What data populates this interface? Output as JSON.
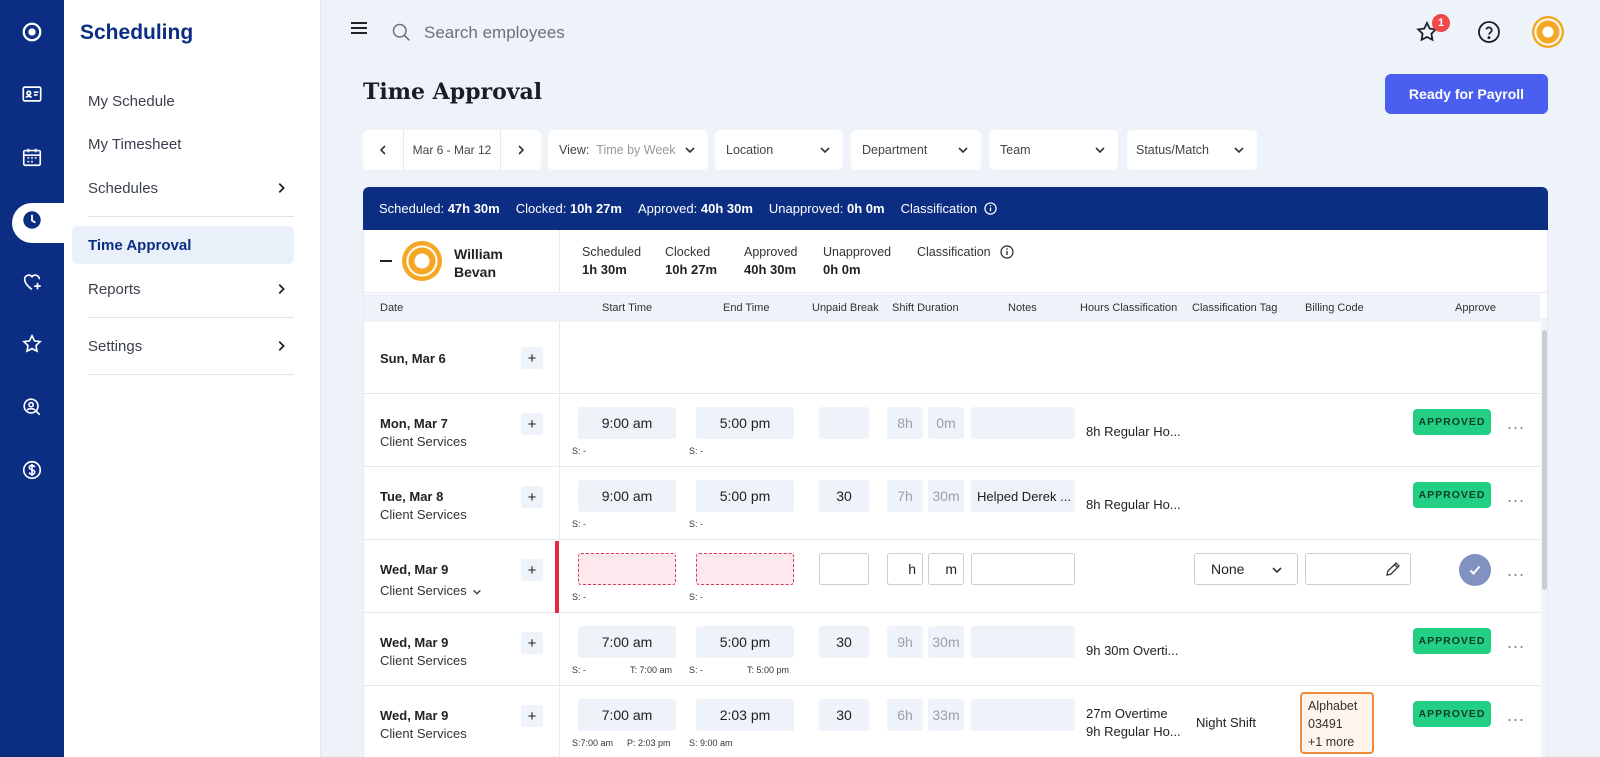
{
  "app": {
    "title": "Scheduling"
  },
  "rail": {
    "icons": [
      "logo-icon",
      "id-card-icon",
      "calendar-icon",
      "clock-icon",
      "heart-plus-icon",
      "star-icon",
      "search-person-icon",
      "dollar-icon"
    ]
  },
  "sidebar": {
    "items": [
      {
        "label": "My Schedule"
      },
      {
        "label": "My Timesheet"
      },
      {
        "label": "Schedules"
      },
      {
        "label": "Time Approval"
      },
      {
        "label": "Reports"
      },
      {
        "label": "Settings"
      }
    ]
  },
  "topbar": {
    "search_placeholder": "Search employees",
    "notification_count": "1"
  },
  "header": {
    "title": "Time Approval",
    "payroll_button": "Ready for Payroll"
  },
  "filters": {
    "date_range": "Mar 6 - Mar 12",
    "view_label": "View:",
    "view_value": "Time by Week",
    "location": "Location",
    "department": "Department",
    "team": "Team",
    "status": "Status/Match"
  },
  "summary": {
    "scheduled_label": "Scheduled:",
    "scheduled": "47h 30m",
    "clocked_label": "Clocked:",
    "clocked": "10h 27m",
    "approved_label": "Approved:",
    "approved": "40h 30m",
    "unapproved_label": "Unapproved:",
    "unapproved": "0h 0m",
    "classification_label": "Classification"
  },
  "employee": {
    "name": "William Bevan",
    "scheduled_label": "Scheduled",
    "scheduled": "1h 30m",
    "clocked_label": "Clocked",
    "clocked": "10h 27m",
    "approved_label": "Approved",
    "approved": "40h 30m",
    "unapproved_label": "Unapproved",
    "unapproved": "0h 0m",
    "classification_label": "Classification"
  },
  "columns": [
    "Date",
    "Start Time",
    "End Time",
    "Unpaid Break",
    "Shift Duration",
    "Notes",
    "Hours Classification",
    "Classification Tag",
    "Billing Code",
    "Approve"
  ],
  "rows": [
    {
      "date": "Sun, Mar 6"
    },
    {
      "date": "Mon, Mar 7",
      "dept": "Client Services",
      "start": "9:00 am",
      "end": "5:00 pm",
      "break": "",
      "dur_h": "8h",
      "dur_m": "0m",
      "notes": "",
      "s1": "S:  -",
      "s2": "S:  -",
      "hours": "8h Regular Ho...",
      "status": "APPROVED"
    },
    {
      "date": "Tue, Mar 8",
      "dept": "Client Services",
      "start": "9:00 am",
      "end": "5:00 pm",
      "break": "30",
      "dur_h": "7h",
      "dur_m": "30m",
      "notes": "Helped Derek ...",
      "s1": "S:  -",
      "s2": "S:  -",
      "hours": "8h Regular Ho...",
      "status": "APPROVED"
    },
    {
      "date": "Wed, Mar 9",
      "dept": "Client Services",
      "start": "",
      "end": "",
      "break": "",
      "dur_h": "h",
      "dur_m": "m",
      "notes": "",
      "s1": "S:  -",
      "s2": "S:  -",
      "tag": "None"
    },
    {
      "date": "Wed, Mar 9",
      "dept": "Client Services",
      "start": "7:00 am",
      "end": "5:00 pm",
      "break": "30",
      "dur_h": "9h",
      "dur_m": "30m",
      "notes": "",
      "s1": "S: -",
      "t1": "T:  7:00 am",
      "s2": "S: -",
      "t2": "T:  5:00 pm",
      "hours": "9h 30m Overti...",
      "status": "APPROVED"
    },
    {
      "date": "Wed, Mar 9",
      "dept": "Client Services",
      "start": "7:00 am",
      "end": "2:03 pm",
      "break": "30",
      "dur_h": "6h",
      "dur_m": "33m",
      "notes": "",
      "s1": "S:7:00 am",
      "p1": "P:  2:03 pm",
      "s2": "S:  9:00 am",
      "hours1": "27m Overtime",
      "hours2": "9h Regular Ho...",
      "tag": "Night Shift",
      "billing1": "Alphabet",
      "billing2": "03491",
      "billing3": "+1 more",
      "status": "APPROVED"
    }
  ]
}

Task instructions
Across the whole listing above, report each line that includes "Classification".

The answer
    "classification_label": "Classification"
    "classification_label": "Classification"
    "Hours Classification",
    "Classification Tag",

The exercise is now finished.